See below to see the story in its entirety.

Boston News, Weather, Sports | FOX 25 | MyFoxBoston

Monday, February 4, 2013

Representative Jay Barrows: Fiscal Watchdog Needed at Department of Transitional Assistance

In case you missed it, Representative Jay Barrows (R-Mansfield) was recently interviewed by Pam Cross of WCVB – Channel 5.

As you may know, Daniel Curley was recently forced to resign as Commissioner of the Department of Transitional Assistance (DTA). Curley’s resignation comes in response to ongoing and widespread abuse of Massachusetts’ welfare benefits program.

Representative Barrows weighed-in saying that going forward, the DTA needs a commissioner who will serve as a fiscally responsible watchdog of the taxpayers’ money.

Click here to view the segment in its entirety.

Friday, February 1, 2013

House Minority Leader Brad Jones: Recent Revelations Call Into Question Integrity of Department of Transitional Assistance

House Minority Leader Bradley H. Jones, Jr. (R-North Reading) issued the following statement in response to the resignation of Daniel Curley, Commissioner of the Department of Transitional Assistance:

“The Office of the Inspector General’s review of the eligibility process for Electronic Benefits Transfer (EBT) cash assistance revealed clear negligence on the part of the Department of Transitional Assistance (DTA) in ensuring that taxpayer funded welfare benefits are only granted to those who truly need them.

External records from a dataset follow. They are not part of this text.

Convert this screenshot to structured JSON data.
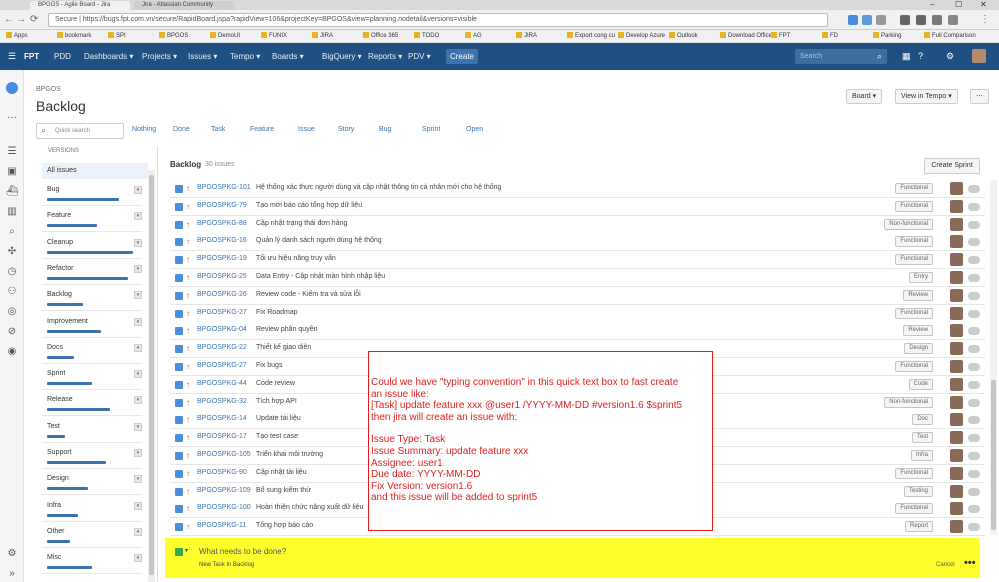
{
  "browser": {
    "tabs": [
      "BPGOS - Agile Board - Jira",
      "Jira - Atlassian Community"
    ],
    "url": "Secure | https://bugs.fpt.com.vn/secure/RapidBoard.jspa?rapidView=106&projectKey=BPGOS&view=planning.nodetail&versions=visible",
    "bookmarks": [
      "Apps",
      "bookmark",
      "SPI",
      "BPGOS",
      "DemoUI",
      "FUNIX",
      "JIRA",
      "Office 365",
      "TODO",
      "AG",
      "JIRA",
      "Export cong cu",
      "Develop Azure",
      "Outlook",
      "Download Office",
      "FPT",
      "FD",
      "Parking",
      "Full Comparison"
    ]
  },
  "jira_nav": {
    "logo": "FPT",
    "items": [
      "PDD",
      "Dashboards ▾",
      "Projects ▾",
      "Issues ▾",
      "Tempo ▾",
      "Boards ▾",
      "BigQuery ▾",
      "Reports ▾",
      "PDV ▾"
    ],
    "create_label": "Create",
    "search_placeholder": "Search"
  },
  "header": {
    "project_key": "BPGOS",
    "title": "Backlog",
    "board_btn": "Board ▾",
    "view_btn": "View in Tempo ▾",
    "more_btn": "⋯"
  },
  "quick_filters": {
    "search_placeholder": "Quick search",
    "items": [
      "Nothing",
      "Done",
      "Task",
      "Feature",
      "Issue",
      "Story",
      "Bug",
      "Sprint",
      "Open"
    ]
  },
  "versions_panel": {
    "heading": "VERSIONS",
    "all_issues": "All issues",
    "items": [
      {
        "name": "Bug",
        "progress": 0.8
      },
      {
        "name": "Feature",
        "progress": 0.55
      },
      {
        "name": "Cleanup",
        "progress": 0.95
      },
      {
        "name": "Refactor",
        "progress": 0.9
      },
      {
        "name": "Backlog",
        "progress": 0.4
      },
      {
        "name": "Improvement",
        "progress": 0.6
      },
      {
        "name": "Docs",
        "progress": 0.3
      },
      {
        "name": "Sprint",
        "progress": 0.5
      },
      {
        "name": "Release",
        "progress": 0.7
      },
      {
        "name": "Test",
        "progress": 0.2
      },
      {
        "name": "Support",
        "progress": 0.65
      },
      {
        "name": "Design",
        "progress": 0.45
      },
      {
        "name": "Infra",
        "progress": 0.35
      },
      {
        "name": "Other",
        "progress": 0.25
      },
      {
        "name": "Misc",
        "progress": 0.5
      }
    ]
  },
  "backlog": {
    "heading": "Backlog",
    "count": "30 issues",
    "create_sprint": "Create Sprint",
    "rows": [
      {
        "key": "BPGOSPKG-101",
        "summary": "Hệ thống xác thực người dùng và cập nhật thông tin cá nhân mới cho hệ thống",
        "label": "Functional"
      },
      {
        "key": "BPGOSPKG-79",
        "summary": "Tạo mới báo cáo tổng hợp dữ liệu",
        "label": "Functional"
      },
      {
        "key": "BPGOSPKG-88",
        "summary": "Cập nhật trạng thái đơn hàng",
        "label": "Non-functional"
      },
      {
        "key": "BPGOSPKG-16",
        "summary": "Quản lý danh sách người dùng hệ thống",
        "label": "Functional"
      },
      {
        "key": "BPGOSPKG-19",
        "summary": "Tối ưu hiệu năng truy vấn",
        "label": "Functional"
      },
      {
        "key": "BPGOSPKG-25",
        "summary": "Data Entry - Cập nhật màn hình nhập liệu",
        "label": "Entry"
      },
      {
        "key": "BPGOSPKG-26",
        "summary": "Review code - Kiểm tra và sửa lỗi",
        "label": "Review"
      },
      {
        "key": "BPGOSPKG-27",
        "summary": "Fix Roadmap",
        "label": "Functional"
      },
      {
        "key": "BPGOSPKG-04",
        "summary": "Review phân quyền",
        "label": "Review"
      },
      {
        "key": "BPGOSPKG-22",
        "summary": "Thiết kế giao diện",
        "label": "Design"
      },
      {
        "key": "BPGOSPKG-27",
        "summary": "Fix bugs",
        "label": "Functional"
      },
      {
        "key": "BPGOSPKG-44",
        "summary": "Code review",
        "label": "Code"
      },
      {
        "key": "BPGOSPKG-32",
        "summary": "Tích hợp API",
        "label": "Non-functional"
      },
      {
        "key": "BPGOSPKG-14",
        "summary": "Update tài liệu",
        "label": "Doc"
      },
      {
        "key": "BPGOSPKG-17",
        "summary": "Tạo test case",
        "label": "Test"
      },
      {
        "key": "BPGOSPKG-105",
        "summary": "Triển khai môi trường",
        "label": "Infra"
      },
      {
        "key": "BPGOSPKG-90",
        "summary": "Cập nhật tài liệu",
        "label": "Functional"
      },
      {
        "key": "BPGOSPKG-109",
        "summary": "Bổ sung kiểm thử",
        "label": "Testing"
      },
      {
        "key": "BPGOSPKG-100",
        "summary": "Hoàn thiện chức năng xuất dữ liệu",
        "label": "Functional"
      },
      {
        "key": "BPGOSPKG-11",
        "summary": "Tổng hợp báo cáo",
        "label": "Report"
      }
    ]
  },
  "annotation": {
    "lines": [
      "Could we have \"typing convention\" in this quick text box to fast create",
      "an issue like:",
      "[Task] update feature xxx @user1 /YYYY-MM-DD #version1.6 $sprint5",
      "then jira will create an issue with:",
      "",
      "Issue Type: Task",
      "Issue Summary: update feature xxx",
      "Assignee: user1",
      "Due date: YYYY-MM-DD",
      "Fix Version: version1.6",
      "and this issue will be added to sprint5"
    ],
    "color": "#e02020"
  },
  "inline_create": {
    "placeholder": "What needs to be done?",
    "hint": "New Task in Backlog",
    "cancel": "Cancel",
    "more": "•••",
    "bg_color": "#ffff2e"
  }
}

Rather than verifying the accuracy of eligibility information provided by welfare applicants at the time of application, the DTA has instituted a practice of presuming eligibility and providing unverified applicants with benefits. This has not only led to an annual waste of at least $25 million in taxpayer dollars for cash assistance benefits, but last week the USDA revealed that DTA owes the federal government $27.7M for overpayment of SNAP benefits.

These recent revelations call into question the integrity of the Department of Transitional Assistance and the programs it oversees. In the wake of Commissioner Curley’s repeated denial of waste and abuse, I commend Health and Human Services Secretary John Polanowicz for recognizing the need for a change in leadership in order to implement significant reforms within DTA. Change is absolutely essential to ensure that welfare benefits are reserved for the people who need them the most.

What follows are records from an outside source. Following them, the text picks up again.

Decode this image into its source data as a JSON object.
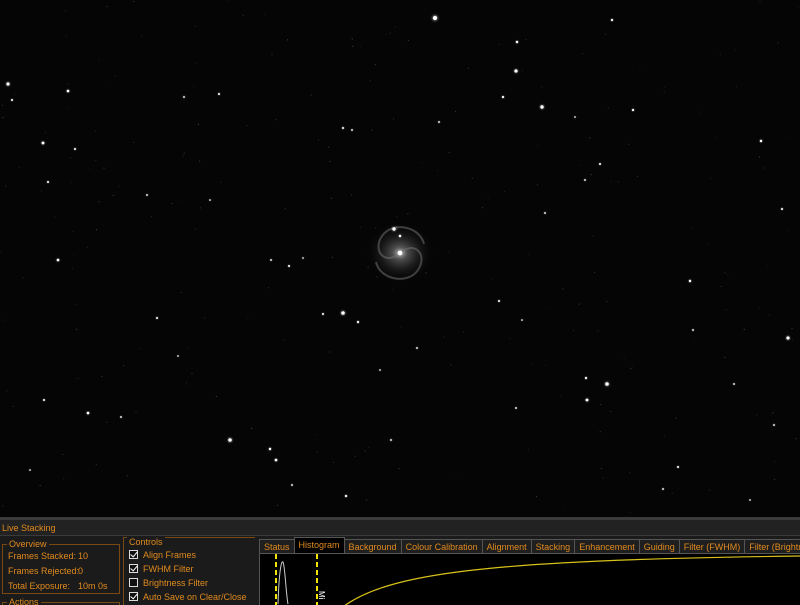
{
  "panel": {
    "title": "Live Stacking",
    "overview": {
      "legend": "Overview",
      "rows": [
        {
          "label": "Frames Stacked:",
          "value": "10"
        },
        {
          "label": "Frames Rejected:",
          "value": "0"
        },
        {
          "label": "Total Exposure:",
          "value": "10m 0s"
        }
      ]
    },
    "actions": {
      "legend": "Actions"
    },
    "controls": {
      "legend": "Controls",
      "items": [
        {
          "label": "Align Frames",
          "checked": true
        },
        {
          "label": "FWHM Filter",
          "checked": true
        },
        {
          "label": "Brightness Filter",
          "checked": false
        },
        {
          "label": "Auto Save on Clear/Close",
          "checked": true
        }
      ]
    },
    "tabs": [
      {
        "label": "Status",
        "active": false
      },
      {
        "label": "Histogram",
        "active": true
      },
      {
        "label": "Background",
        "active": false
      },
      {
        "label": "Colour Calibration",
        "active": false
      },
      {
        "label": "Alignment",
        "active": false
      },
      {
        "label": "Stacking",
        "active": false
      },
      {
        "label": "Enhancement",
        "active": false
      },
      {
        "label": "Guiding",
        "active": false
      },
      {
        "label": "Filter (FWHM)",
        "active": false
      },
      {
        "label": "Filter (Brightness)",
        "active": false
      }
    ],
    "histogram": {
      "mid_label": "Mi"
    }
  },
  "colors": {
    "accent": "#e08a1e",
    "curve": "#d8c21a",
    "marker": "#f2e600",
    "background": "#050505"
  }
}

The Inspector General’s comprehensive report has provided the Legislature with a blue print for action this session. DTA should be required to have complete information on an applicant and to verify the information provided by an applicant, through the use of real-time data matching with other state and federal agencies, prior to giving out taxpayer funded benefits. The annual cost of the waste resulting from inadequate verification of welfare eligibility far exceeds the cost that would be associated with both tightening eligibility verifications and implementing greater oversight over the use of cash assistance. I look forward to my ongoing advocacy on behalf of Massachusetts’ taxpayers as we look to repair a system that continues to falter and misuse public funds.”

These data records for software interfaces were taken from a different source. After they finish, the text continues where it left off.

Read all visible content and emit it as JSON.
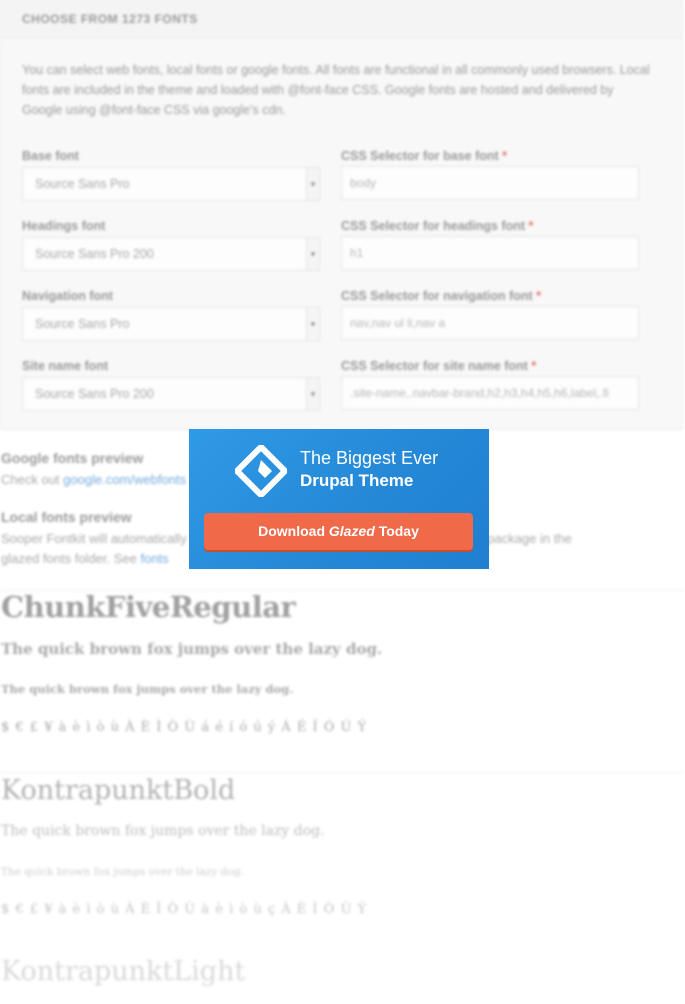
{
  "panel": {
    "title": "CHOOSE FROM 1273 FONTS",
    "description": "You can select web fonts, local fonts or google fonts. All fonts are functional in all commonly used browsers. Local fonts are included in the theme and loaded with @font-face CSS. Google fonts are hosted and delivered by Google using @font-face CSS via google's cdn.",
    "rows": [
      {
        "font_label": "Base font",
        "font_value": "Source Sans Pro",
        "selector_label": "CSS Selector for base font",
        "selector_value": "body"
      },
      {
        "font_label": "Headings font",
        "font_value": "Source Sans Pro 200",
        "selector_label": "CSS Selector for headings font",
        "selector_value": "h1"
      },
      {
        "font_label": "Navigation font",
        "font_value": "Source Sans Pro",
        "selector_label": "CSS Selector for navigation font",
        "selector_value": "nav,nav ul li,nav a"
      },
      {
        "font_label": "Site name font",
        "font_value": "Source Sans Pro 200",
        "selector_label": "CSS Selector for site name font",
        "selector_value": ".site-name,.navbar-brand,h2,h3,h4,h5,h6,label,.fi"
      }
    ],
    "required_mark": "*"
  },
  "google_preview": {
    "heading": "Google fonts preview",
    "text_prefix": "Check out",
    "link": "google.com/webfonts"
  },
  "local_preview": {
    "heading": "Local fonts preview",
    "line1_prefix": "Sooper Fontkit will automatically load",
    "line1_suffix": "@font-face package in the",
    "line2_prefix": "glazed fonts folder. See",
    "line2_link": "fonts"
  },
  "fonts": [
    {
      "name": "ChunkFiveRegular",
      "sample_large": "The quick brown fox jumps over the lazy dog.",
      "sample_small": "The quick brown fox jumps over the lazy dog.",
      "glyphs": "$ € £ ¥ à è ì ò ù À È Ì Ò Ù á é í ó ú ý Á É Í Ó Ú Ý"
    },
    {
      "name": "KontrapunktBold",
      "sample_large": "The quick brown fox jumps over the lazy dog.",
      "sample_small": "The quick brown fox jumps over the lazy dog.",
      "glyphs": "$ € £ ¥ à è ì ò ù À È Ì Ò Ù à è ì ò ù ç À È Ì Ò Ù Ý"
    },
    {
      "name": "KontrapunktLight"
    }
  ],
  "ad": {
    "line1": "The Biggest Ever",
    "line2": "Drupal Theme",
    "button_prefix": "Download",
    "button_emph": "Glazed",
    "button_suffix": "Today",
    "colors": {
      "background": "#2589d8",
      "button": "#f06a4a"
    },
    "logo_icon": "glazed-logo-icon"
  }
}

Representative Jones to FOX Undercover: Change Needed at Sex Offender Registry Board

In case you missed it, House Minority Leader Bradley H. Jones, Jr. (R-North Reading) was recently interviewed by FOX Undercover’s Mike Beaudet.

As you may know, Representative Jones has filed legislation that would, in part, not only make Level One sex offender information public upon inquiry, but would also create harsher penalties for those individuals who commit sexual crimes against children.

The legislation would also address the current loophole that allows just one member of the Sex Offender Registry Board to decide the initial classification of a convicted sex offender. The North Reading legislator has also included language in his bill that would require a majority of the board to agree on the initial classification.

To view the entire segment, play the video posted below.

  Boston News, Weather, Sports | FOX 25 | MyFoxBoston